▸ **Data under study**:
▬▬▬▬▬▬

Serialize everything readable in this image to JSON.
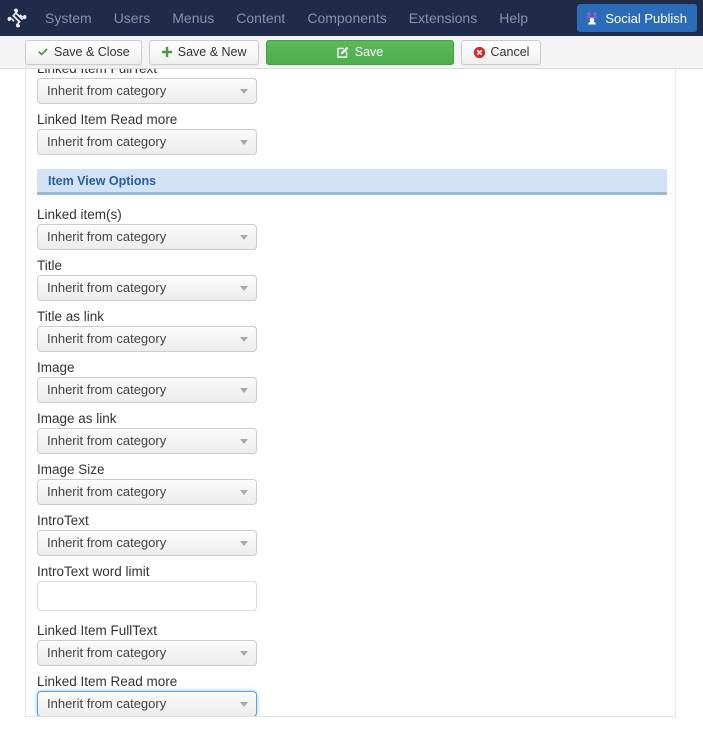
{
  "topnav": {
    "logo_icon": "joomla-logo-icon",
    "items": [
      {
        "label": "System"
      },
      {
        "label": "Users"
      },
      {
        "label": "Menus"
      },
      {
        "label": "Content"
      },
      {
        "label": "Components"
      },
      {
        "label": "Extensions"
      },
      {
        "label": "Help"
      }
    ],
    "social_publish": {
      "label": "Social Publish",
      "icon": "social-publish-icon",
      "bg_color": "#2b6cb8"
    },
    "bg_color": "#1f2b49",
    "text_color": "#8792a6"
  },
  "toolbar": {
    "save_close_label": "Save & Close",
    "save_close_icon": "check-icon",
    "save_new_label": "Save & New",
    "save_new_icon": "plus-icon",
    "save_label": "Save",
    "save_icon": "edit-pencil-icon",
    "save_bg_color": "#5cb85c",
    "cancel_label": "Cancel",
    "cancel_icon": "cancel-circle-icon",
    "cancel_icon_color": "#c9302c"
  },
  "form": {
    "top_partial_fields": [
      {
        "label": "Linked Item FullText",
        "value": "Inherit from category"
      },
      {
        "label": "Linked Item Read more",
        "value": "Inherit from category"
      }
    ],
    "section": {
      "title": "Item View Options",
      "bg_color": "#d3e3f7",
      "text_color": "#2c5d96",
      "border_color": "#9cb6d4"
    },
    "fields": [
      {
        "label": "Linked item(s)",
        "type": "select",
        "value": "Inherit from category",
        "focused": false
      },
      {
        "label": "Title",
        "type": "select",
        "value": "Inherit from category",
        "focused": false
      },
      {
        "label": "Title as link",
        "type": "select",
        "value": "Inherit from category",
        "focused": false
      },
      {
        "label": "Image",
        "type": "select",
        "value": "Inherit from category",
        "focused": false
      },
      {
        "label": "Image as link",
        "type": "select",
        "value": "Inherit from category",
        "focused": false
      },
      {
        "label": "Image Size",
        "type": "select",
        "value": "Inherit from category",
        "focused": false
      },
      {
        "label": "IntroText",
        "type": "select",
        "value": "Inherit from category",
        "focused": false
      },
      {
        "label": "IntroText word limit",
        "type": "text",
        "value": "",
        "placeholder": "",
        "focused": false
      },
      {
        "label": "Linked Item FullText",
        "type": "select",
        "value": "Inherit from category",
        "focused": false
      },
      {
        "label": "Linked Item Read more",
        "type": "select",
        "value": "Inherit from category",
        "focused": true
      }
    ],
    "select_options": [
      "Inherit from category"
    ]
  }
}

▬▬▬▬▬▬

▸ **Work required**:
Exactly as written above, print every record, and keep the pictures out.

▸ **Reply to the task**:
Serialize everything readable in this image to JSON.
{
  "topnav": {
    "logo_icon": "joomla-logo-icon",
    "items": [
      {
        "label": "System"
      },
      {
        "label": "Users"
      },
      {
        "label": "Menus"
      },
      {
        "label": "Content"
      },
      {
        "label": "Components"
      },
      {
        "label": "Extensions"
      },
      {
        "label": "Help"
      }
    ],
    "social_publish": {
      "label": "Social Publish",
      "icon": "social-publish-icon",
      "bg_color": "#2b6cb8"
    },
    "bg_color": "#1f2b49",
    "text_color": "#8792a6"
  },
  "toolbar": {
    "save_close_label": "Save & Close",
    "save_close_icon": "check-icon",
    "save_new_label": "Save & New",
    "save_new_icon": "plus-icon",
    "save_label": "Save",
    "save_icon": "edit-pencil-icon",
    "save_bg_color": "#5cb85c",
    "cancel_label": "Cancel",
    "cancel_icon": "cancel-circle-icon",
    "cancel_icon_color": "#c9302c"
  },
  "form": {
    "top_partial_fields": [
      {
        "label": "Linked Item FullText",
        "value": "Inherit from category"
      },
      {
        "label": "Linked Item Read more",
        "value": "Inherit from category"
      }
    ],
    "section": {
      "title": "Item View Options",
      "bg_color": "#d3e3f7",
      "text_color": "#2c5d96",
      "border_color": "#9cb6d4"
    },
    "fields": [
      {
        "label": "Linked item(s)",
        "type": "select",
        "value": "Inherit from category",
        "focused": false
      },
      {
        "label": "Title",
        "type": "select",
        "value": "Inherit from category",
        "focused": false
      },
      {
        "label": "Title as link",
        "type": "select",
        "value": "Inherit from category",
        "focused": false
      },
      {
        "label": "Image",
        "type": "select",
        "value": "Inherit from category",
        "focused": false
      },
      {
        "label": "Image as link",
        "type": "select",
        "value": "Inherit from category",
        "focused": false
      },
      {
        "label": "Image Size",
        "type": "select",
        "value": "Inherit from category",
        "focused": false
      },
      {
        "label": "IntroText",
        "type": "select",
        "value": "Inherit from category",
        "focused": false
      },
      {
        "label": "IntroText word limit",
        "type": "text",
        "value": "",
        "placeholder": "",
        "focused": false
      },
      {
        "label": "Linked Item FullText",
        "type": "select",
        "value": "Inherit from category",
        "focused": false
      },
      {
        "label": "Linked Item Read more",
        "type": "select",
        "value": "Inherit from category",
        "focused": true
      }
    ],
    "select_options": [
      "Inherit from category"
    ]
  }
}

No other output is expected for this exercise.